In the summer, it will be shaded by the walnut tree so it won't get too hot inside, but will have plenty of light in the winter when it loses its leaves. We've been talking about it for years, but I hope it will become a reality soon!
The front yard
Our house faces north with a large Japanese maple and ornamental plum on one side, which creates a lot of shady garden areas. Over the years, I've experimented with various shade-loving flowers to see which ones work best. I love how it's finally coming together!
The other side of the front yard gets much more sun, and I love filling that space with bright, colorful flowers! Even the fence is packed with baskets of cascading petunias!
As you can see, I'm almost out of garden space on the sunny side! I'm considering tearing out the grass and planting up the middle as well, but I had another idea first...
The cut flower garden
Our street is quite unique. It has these HUGE strips of grass between the street and the sidewalk that's larger than our actual front yard. Our neighbors have flowering crabapple trees in theirs, but ours was completely bare!

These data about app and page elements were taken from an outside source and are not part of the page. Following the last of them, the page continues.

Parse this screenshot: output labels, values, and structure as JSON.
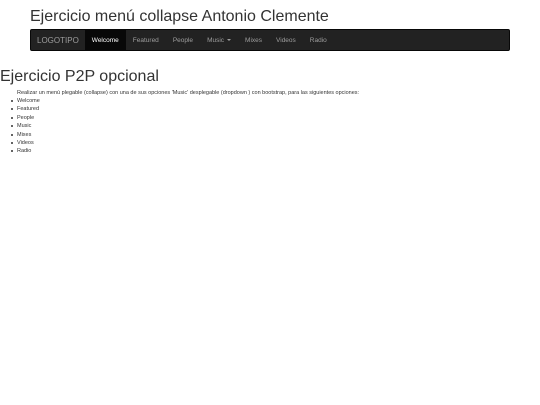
{
  "header": {
    "title": "Ejercicio menú collapse Antonio Clemente"
  },
  "navbar": {
    "brand": "LOGOTIPO",
    "items": [
      {
        "label": "Welcome",
        "active": true
      },
      {
        "label": "Featured"
      },
      {
        "label": "People"
      },
      {
        "label": "Music",
        "dropdown": true
      },
      {
        "label": "Mixes"
      },
      {
        "label": "Videos"
      },
      {
        "label": "Radio"
      }
    ]
  },
  "main": {
    "title": "Ejercicio P2P opcional",
    "description": "Realizar un menú plegable (collapse) con una de sus opciones 'Music' desplegable (dropdown ) con bootstrap, para las siguientes opciones:",
    "options": [
      "Welcome",
      "Featured",
      "People",
      "Music",
      "Mixes",
      "Videos",
      "Radio"
    ]
  },
  "colors": {
    "navbar_bg": "#222222",
    "navbar_active_bg": "#080808",
    "navbar_text": "#9d9d9d",
    "navbar_active_text": "#ffffff",
    "body_text": "#333333"
  }
}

After a little research, I discovered that while this is technically city property, homeowners are allowed to use it in certain ways. If you obtain a permit and follow their guidelines, you can even install raised beds!
One by one, I built each of these raised garden beds. There are eight larger 3'x6' boxes and eight 3'x3' boxes, and they're filled with different flowers!
When I started the cut flower garden, I had no idea how much of an impact it would have on my neighborhood.
I've met countless neighbors who tell me they've changed their daily walking route so they can pass our house just to see what's blooming that day. I've had people screech to a halt in their cars so they can stop and take photos. I've even received sweet notes from families who just wanted to share their appreciation for what I've done in the space.
This is what gardening is all about!
About this site
I've been writing tutorials about home improvement on my other website, The Handyman's Daughter, since 2015. Some of my favorite projects were for my garden, like this outdoor plant stand with an arbor for hanging baskets.
In 2022, I decided to start a separate website to share everything I know about gardening. Now I can provide an in-depth look at every plant in my garden, from starting the seeds to cutting back foliage in winter, to help you grow a greener thumb!
Have a question? Feel free to reach out to me at email@example.com and I'll be happy to help!